Jesse Dimmick, who invaded the home of Jared and Lindsay Rowley at knifepoint and held them for some time against their will, is now suing them for allegedly reneging on a promise to hide him from the police. He’s also suing the city of Topeka, one of whose officers shot him during his apprehension. [Capital-Journal via Lowering the Bar]


Pennsylvania: “A York man who pleaded guilty to illegally selling prescription drugs is suing the doctor who prescribed the painkillers to him for medical malpractice and medical negligence.” [York Daily Record]

And from the same state: veteran who broke into a pharmacy to steal drugs sues Veterans Administration for not having given him better mental health counseling. [Times-Leader]


November 8 roundup

by Walter Olson on November 8, 2011

June 7 roundup

by Walter Olson on June 7, 2011

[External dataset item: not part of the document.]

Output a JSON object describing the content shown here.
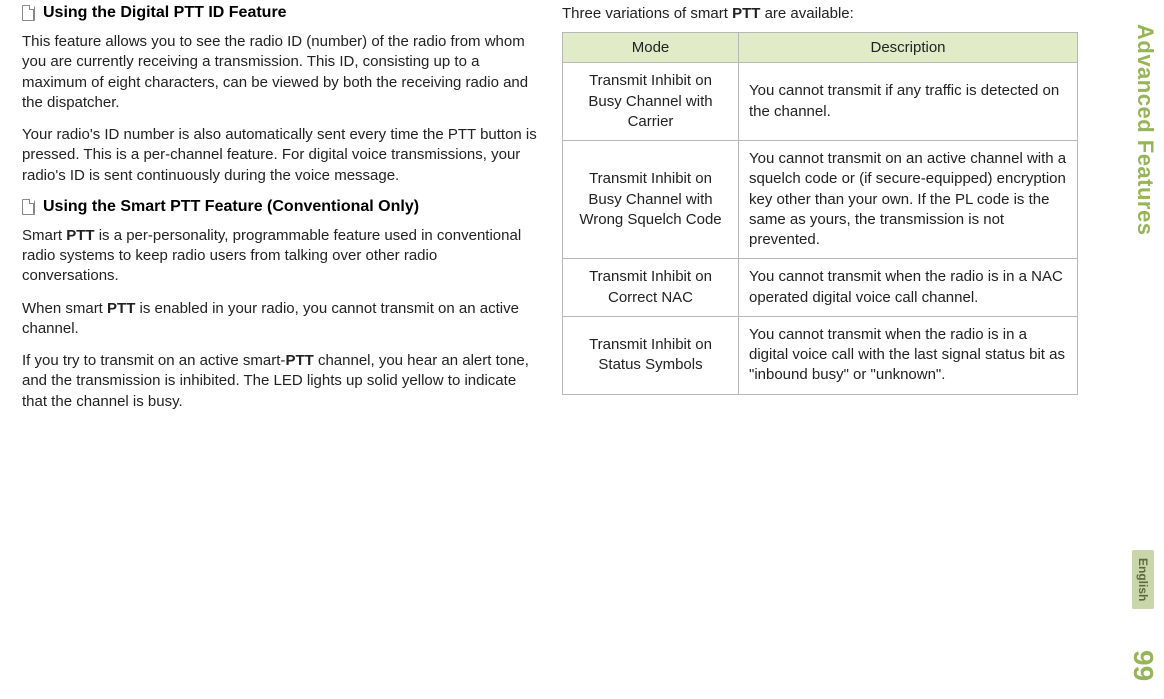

“A man convicted of murder has lost his employment tribunal case against Royal Mail which he claimed had breached his human rights when it sacked him. … he claimed he had been sacked prematurely because he was not found guilty of the offence until June.” [The Independent (U.K.)]